_EXERCISE_: The only thing to send back is the number of lines below that hold the string "this".

_EXTRACTED INFORMATION_:

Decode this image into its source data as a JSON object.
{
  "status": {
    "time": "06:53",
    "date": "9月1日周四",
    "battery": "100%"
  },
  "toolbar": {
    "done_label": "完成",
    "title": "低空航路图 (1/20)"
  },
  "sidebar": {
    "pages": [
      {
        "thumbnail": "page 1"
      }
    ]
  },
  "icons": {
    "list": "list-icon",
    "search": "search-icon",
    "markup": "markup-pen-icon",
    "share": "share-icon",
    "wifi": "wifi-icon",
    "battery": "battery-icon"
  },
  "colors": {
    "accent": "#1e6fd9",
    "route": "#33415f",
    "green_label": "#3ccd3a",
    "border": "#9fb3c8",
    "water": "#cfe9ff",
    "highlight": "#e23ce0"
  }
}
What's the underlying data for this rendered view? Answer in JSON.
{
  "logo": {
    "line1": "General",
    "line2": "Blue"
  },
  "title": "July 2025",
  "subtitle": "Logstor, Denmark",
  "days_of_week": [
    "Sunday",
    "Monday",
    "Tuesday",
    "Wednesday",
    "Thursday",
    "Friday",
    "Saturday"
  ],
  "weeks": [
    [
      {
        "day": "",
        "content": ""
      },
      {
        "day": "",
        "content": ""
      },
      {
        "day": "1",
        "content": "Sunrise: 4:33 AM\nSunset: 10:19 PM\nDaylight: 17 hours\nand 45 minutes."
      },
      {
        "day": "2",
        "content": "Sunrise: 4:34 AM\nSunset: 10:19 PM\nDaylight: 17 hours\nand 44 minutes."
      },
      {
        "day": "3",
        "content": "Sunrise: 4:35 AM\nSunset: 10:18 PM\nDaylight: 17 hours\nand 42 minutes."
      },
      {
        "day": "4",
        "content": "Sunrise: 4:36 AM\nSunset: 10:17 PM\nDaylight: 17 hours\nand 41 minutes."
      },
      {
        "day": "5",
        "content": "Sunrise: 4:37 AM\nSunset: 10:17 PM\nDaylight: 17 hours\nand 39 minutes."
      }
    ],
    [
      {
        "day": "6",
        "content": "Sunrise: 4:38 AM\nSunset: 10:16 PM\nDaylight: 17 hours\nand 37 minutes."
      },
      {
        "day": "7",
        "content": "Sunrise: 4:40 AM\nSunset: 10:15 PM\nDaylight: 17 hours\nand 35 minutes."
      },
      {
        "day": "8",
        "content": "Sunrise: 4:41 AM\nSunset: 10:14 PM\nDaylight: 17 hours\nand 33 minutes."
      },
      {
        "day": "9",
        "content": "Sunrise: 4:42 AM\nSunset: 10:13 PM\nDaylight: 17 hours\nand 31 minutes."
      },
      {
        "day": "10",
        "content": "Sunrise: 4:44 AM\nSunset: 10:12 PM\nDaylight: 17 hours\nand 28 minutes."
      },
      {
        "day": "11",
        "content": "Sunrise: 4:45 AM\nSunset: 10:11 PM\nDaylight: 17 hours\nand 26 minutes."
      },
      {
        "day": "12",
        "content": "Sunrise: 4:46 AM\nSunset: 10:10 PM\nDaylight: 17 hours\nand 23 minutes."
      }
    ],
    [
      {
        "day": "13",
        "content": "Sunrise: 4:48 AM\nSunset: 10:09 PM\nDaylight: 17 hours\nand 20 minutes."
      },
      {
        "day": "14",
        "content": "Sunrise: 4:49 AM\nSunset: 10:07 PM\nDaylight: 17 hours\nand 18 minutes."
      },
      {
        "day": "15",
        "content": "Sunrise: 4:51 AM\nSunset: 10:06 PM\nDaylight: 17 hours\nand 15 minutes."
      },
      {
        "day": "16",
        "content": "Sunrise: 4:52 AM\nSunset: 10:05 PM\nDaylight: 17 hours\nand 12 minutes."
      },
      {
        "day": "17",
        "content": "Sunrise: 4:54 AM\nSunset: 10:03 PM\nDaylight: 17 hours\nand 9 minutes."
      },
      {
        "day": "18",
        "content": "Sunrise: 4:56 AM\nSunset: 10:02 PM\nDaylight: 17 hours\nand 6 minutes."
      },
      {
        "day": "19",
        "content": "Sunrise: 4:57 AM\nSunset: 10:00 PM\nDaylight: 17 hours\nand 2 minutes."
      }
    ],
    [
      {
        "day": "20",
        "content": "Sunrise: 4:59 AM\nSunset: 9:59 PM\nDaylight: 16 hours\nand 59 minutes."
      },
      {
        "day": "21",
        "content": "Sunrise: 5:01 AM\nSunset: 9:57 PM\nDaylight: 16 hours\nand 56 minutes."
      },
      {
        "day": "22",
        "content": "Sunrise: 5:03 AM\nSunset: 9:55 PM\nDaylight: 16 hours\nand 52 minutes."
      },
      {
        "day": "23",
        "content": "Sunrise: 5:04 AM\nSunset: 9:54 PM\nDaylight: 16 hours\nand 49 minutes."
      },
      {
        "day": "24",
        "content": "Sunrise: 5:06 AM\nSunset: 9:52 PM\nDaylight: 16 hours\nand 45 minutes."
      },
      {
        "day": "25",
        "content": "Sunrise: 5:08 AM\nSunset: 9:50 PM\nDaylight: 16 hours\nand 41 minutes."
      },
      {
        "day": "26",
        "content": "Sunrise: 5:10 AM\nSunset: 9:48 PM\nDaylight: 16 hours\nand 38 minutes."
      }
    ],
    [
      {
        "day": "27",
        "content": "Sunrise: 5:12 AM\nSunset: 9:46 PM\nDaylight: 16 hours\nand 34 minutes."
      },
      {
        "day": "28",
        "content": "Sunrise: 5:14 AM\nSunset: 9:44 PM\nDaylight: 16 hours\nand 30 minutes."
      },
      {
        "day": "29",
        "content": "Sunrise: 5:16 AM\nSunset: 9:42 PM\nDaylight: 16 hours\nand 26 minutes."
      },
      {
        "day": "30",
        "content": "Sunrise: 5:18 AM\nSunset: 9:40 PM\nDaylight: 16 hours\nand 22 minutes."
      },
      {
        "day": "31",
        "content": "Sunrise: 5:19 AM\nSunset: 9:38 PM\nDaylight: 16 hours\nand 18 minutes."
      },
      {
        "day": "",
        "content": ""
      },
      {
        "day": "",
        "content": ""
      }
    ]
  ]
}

_RESULT_: 2